EXERCISE GOAL. Every line of the material that follows must be printed again exactly.
+++
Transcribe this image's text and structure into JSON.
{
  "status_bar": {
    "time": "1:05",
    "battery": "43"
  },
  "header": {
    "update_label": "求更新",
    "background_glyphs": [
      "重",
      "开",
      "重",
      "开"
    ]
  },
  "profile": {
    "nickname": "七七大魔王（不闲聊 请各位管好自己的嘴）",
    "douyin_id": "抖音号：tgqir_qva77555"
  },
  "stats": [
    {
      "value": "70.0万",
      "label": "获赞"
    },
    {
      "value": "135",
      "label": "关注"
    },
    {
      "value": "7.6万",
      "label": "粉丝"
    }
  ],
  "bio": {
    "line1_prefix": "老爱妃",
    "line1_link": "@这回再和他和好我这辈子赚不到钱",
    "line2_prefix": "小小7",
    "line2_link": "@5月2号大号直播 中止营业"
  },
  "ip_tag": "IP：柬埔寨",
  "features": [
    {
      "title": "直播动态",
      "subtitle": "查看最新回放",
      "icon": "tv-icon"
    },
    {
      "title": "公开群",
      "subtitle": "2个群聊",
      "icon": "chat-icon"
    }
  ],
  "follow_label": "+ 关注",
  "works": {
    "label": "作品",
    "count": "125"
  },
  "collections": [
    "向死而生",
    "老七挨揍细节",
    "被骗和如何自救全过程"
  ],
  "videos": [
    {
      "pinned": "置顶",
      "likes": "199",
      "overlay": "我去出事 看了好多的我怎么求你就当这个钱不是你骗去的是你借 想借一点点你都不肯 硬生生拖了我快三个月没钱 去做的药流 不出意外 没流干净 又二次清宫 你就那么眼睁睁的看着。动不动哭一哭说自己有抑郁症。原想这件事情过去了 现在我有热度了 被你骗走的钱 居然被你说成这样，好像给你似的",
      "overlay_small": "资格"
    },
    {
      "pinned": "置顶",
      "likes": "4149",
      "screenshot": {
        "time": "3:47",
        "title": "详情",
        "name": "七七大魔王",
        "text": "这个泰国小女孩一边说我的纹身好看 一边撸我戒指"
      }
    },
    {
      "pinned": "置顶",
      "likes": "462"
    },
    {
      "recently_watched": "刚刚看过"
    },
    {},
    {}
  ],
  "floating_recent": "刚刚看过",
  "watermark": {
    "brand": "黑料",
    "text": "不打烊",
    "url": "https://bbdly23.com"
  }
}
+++
SOLVED EXERCISE.
Transcribe this image's text and structure into JSON.
{
  "status_bar": {
    "time": "1:05",
    "battery": "43"
  },
  "header": {
    "update_label": "求更新",
    "background_glyphs": [
      "重",
      "开",
      "重",
      "开"
    ]
  },
  "profile": {
    "nickname": "七七大魔王（不闲聊 请各位管好自己的嘴）",
    "douyin_id": "抖音号：tgqir_qva77555"
  },
  "stats": [
    {
      "value": "70.0万",
      "label": "获赞"
    },
    {
      "value": "135",
      "label": "关注"
    },
    {
      "value": "7.6万",
      "label": "粉丝"
    }
  ],
  "bio": {
    "line1_prefix": "老爱妃",
    "line1_link": "@这回再和他和好我这辈子赚不到钱",
    "line2_prefix": "小小7",
    "line2_link": "@5月2号大号直播 中止营业"
  },
  "ip_tag": "IP：柬埔寨",
  "features": [
    {
      "title": "直播动态",
      "subtitle": "查看最新回放",
      "icon": "tv-icon"
    },
    {
      "title": "公开群",
      "subtitle": "2个群聊",
      "icon": "chat-icon"
    }
  ],
  "follow_label": "+ 关注",
  "works": {
    "label": "作品",
    "count": "125"
  },
  "collections": [
    "向死而生",
    "老七挨揍细节",
    "被骗和如何自救全过程"
  ],
  "videos": [
    {
      "pinned": "置顶",
      "likes": "199",
      "overlay": "我去出事 看了好多的我怎么求你就当这个钱不是你骗去的是你借 想借一点点你都不肯 硬生生拖了我快三个月没钱 去做的药流 不出意外 没流干净 又二次清宫 你就那么眼睁睁的看着。动不动哭一哭说自己有抑郁症。原想这件事情过去了 现在我有热度了 被你骗走的钱 居然被你说成这样，好像给你似的",
      "overlay_small": "资格"
    },
    {
      "pinned": "置顶",
      "likes": "4149",
      "screenshot": {
        "time": "3:47",
        "title": "详情",
        "name": "七七大魔王",
        "text": "这个泰国小女孩一边说我的纹身好看 一边撸我戒指"
      }
    },
    {
      "pinned": "置顶",
      "likes": "462"
    },
    {
      "recently_watched": "刚刚看过"
    },
    {},
    {}
  ],
  "floating_recent": "刚刚看过",
  "watermark": {
    "brand": "黑料",
    "text": "不打烊",
    "url": "https://bbdly23.com"
  }
}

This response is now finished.